- packaging used must be compatible with the hazardous material and adequate considering the level of risk presented by the material.
Upon determining the proper shipping name (i.e., the name of the hazardous material shown in Section 172.101 of the Hazardous Materials Table), the Hazardous Materials Table will specify the correct packaging (Part 173). Packaging authorized for the transportation of hazardous materials is either manufactured to DOT standards (Parts 178 and 179) or does not meet DOT standards, but is approved for shipments of less hazardous materials and limited quantities. The shipper is responsible for determining the shipping name. The shipper must also ascertain the hazard class, United Nations Identification number (if required), labels, packaging requirements, and quantity limitations.
The HMTA is enforced by use of compliance orders [49 U.S.C. 1808(a)], civil penalties [49 U.S.C. 1809(b)], and injunctive relief (49 U.S.C. 1810). The HMTA (Section 112, 40 U.S.C. 1811) preempts state and local governmental requirements that are inconsistent with the statute, unless that requirement affords an equal or greater level of protection to the public than the HMTA requirement.
Requirements for the transportation of radioactive materials by carriers and shippers are found in Part 173, Subpart I. Packaging and transportation of radioactive materials are covered in 10 CFR Part 71. Section 173.412 sets forth additional design requirements for Type A packages, which do not require competent authority approval. These requirements include seals, containment systems, material compatibility, and testing.
Several agencies have overlapping authorities for regulating shipments of radioactive materials. DOT regulates the shipment of hazardous materials, including radioactive materials. NRC regulates commercial activities of nuclear power plants. DOE ships commercial radioactive waste for storage and defense nuclear waste and weapons for storage or use.
DOE and EPA share responsibility for transportation of hazardous wastes or radioactive and hazardous waste mixtures generated at facilities operated by DOE under the authority of the AEA. These responsibilities are delineated in the 1984 DOE/EPA Memorandum of Understanding on Responsibilities for Hazardous and Radioactive Mixed Waste Management. DOE agreed to comply with RCRA requirements for hazardous waste transporters (40 CFR Part 263) that require transporters to obtain an EPA identification number for the waste, comply with the manifest system, and deal with hazardous waste discharges.

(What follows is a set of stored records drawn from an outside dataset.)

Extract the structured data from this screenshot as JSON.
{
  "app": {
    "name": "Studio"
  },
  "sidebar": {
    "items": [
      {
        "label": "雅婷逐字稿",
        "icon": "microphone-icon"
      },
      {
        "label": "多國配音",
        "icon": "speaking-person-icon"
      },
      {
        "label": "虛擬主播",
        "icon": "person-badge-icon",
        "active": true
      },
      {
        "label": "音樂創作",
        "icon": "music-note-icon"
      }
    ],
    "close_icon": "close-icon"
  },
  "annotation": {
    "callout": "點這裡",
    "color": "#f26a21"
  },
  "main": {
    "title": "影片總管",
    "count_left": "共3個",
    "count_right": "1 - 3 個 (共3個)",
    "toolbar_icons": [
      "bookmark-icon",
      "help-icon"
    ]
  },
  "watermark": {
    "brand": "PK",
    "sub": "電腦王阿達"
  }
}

These regulations incorporate and require compliance with DOT provisions for labeling, marking, placarding, proper container use, and discharge reporting.
Hazardous Materials Transportation Uniform Safety Act of 1990

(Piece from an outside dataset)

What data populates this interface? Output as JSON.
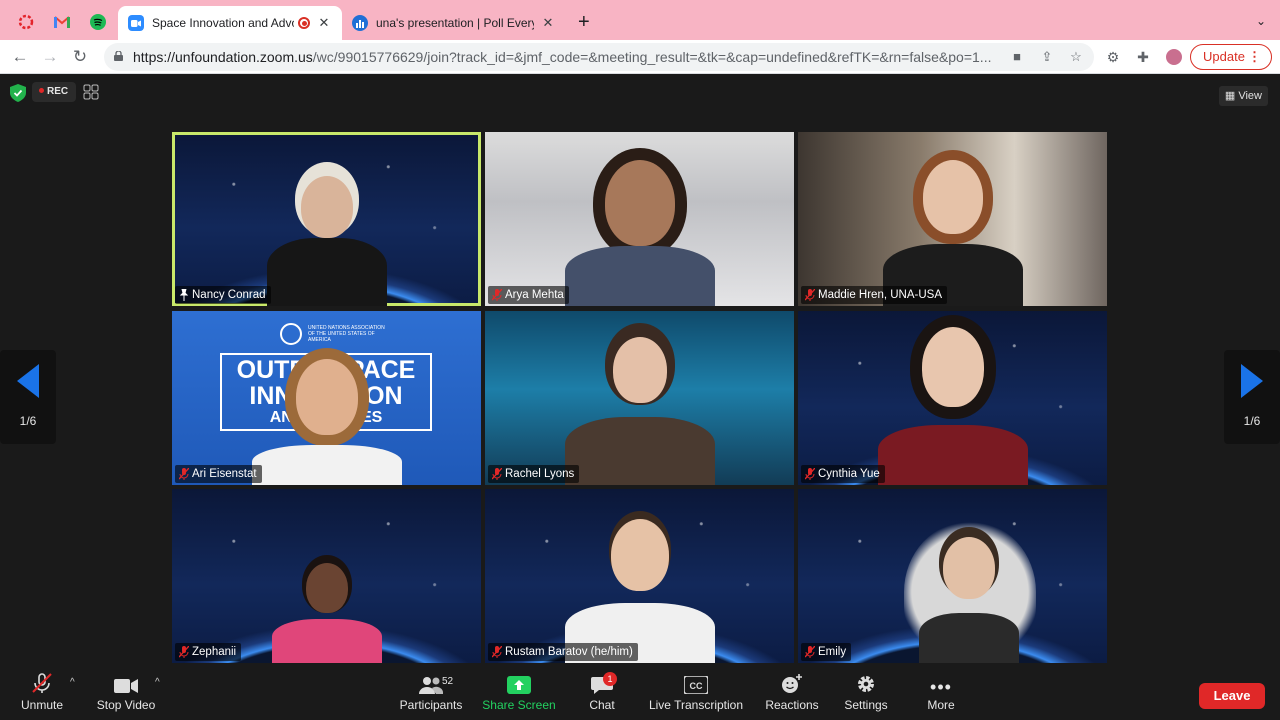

In 1990 Congress enacted the Hazardous Materials Transportation Uniform Safety Act (HMTUSA) to clarify the maze of conflicting state, local, and federal regulations. Like the HMTA, the HMTUSA requires the Secretary of Transportation to promulgate regulations for the safe transport of hazardous material in intrastate, interstate, and foreign commerce. The Secretary also retains authority to designate materials as hazardous when they pose unreasonable risks to health, safety, or property.
The statute includes provisions to encourage uniformity among different state and local highway routing regulations, to develop criteria for the issuance of federal permits to motor carriers of hazardous materials, and to regulate the transport of radioactive materials.

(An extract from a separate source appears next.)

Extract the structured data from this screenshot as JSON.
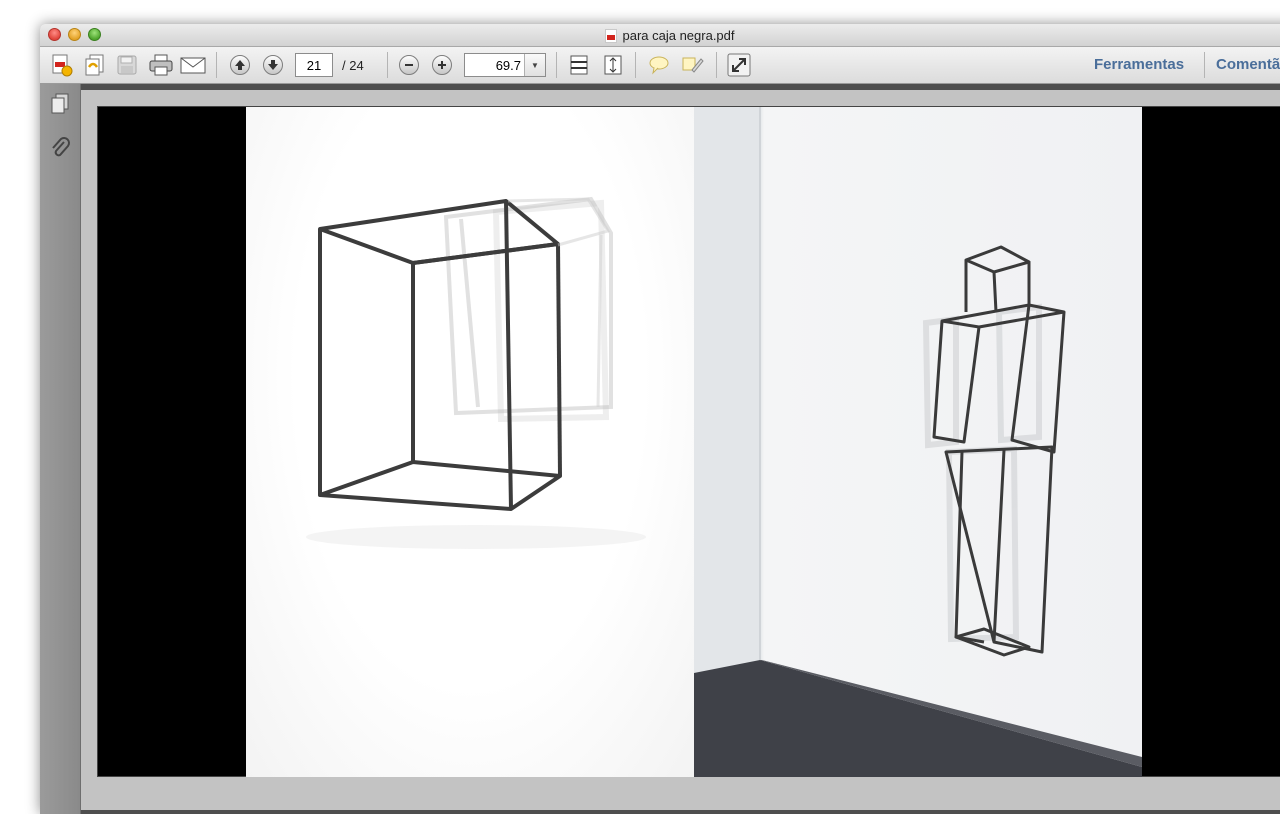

New Hazardous Materials Transportation Regulations
DOT, motivated by a need for international harmony in hazardous materials transportation rules, has promulgated new rules on its docket HM-181 (55 FR 52402). HM-181, published on December 21, 1990, comprehensively revised the Hazardous Materials Regulations (HMR), with respect to hazard communication, classification, and packaging requirements, based on United Nations Recommendations. One intended effect of the rule was to facilitate the international transportation of hazardous materials by ensuring a basic consistency between the HMR and international regulations.
Final regulations implementing the HMTA statute may be found in Title 49 of the CFR. Parts 101, 106, 107, and 171-180 contain regulations important to DOE.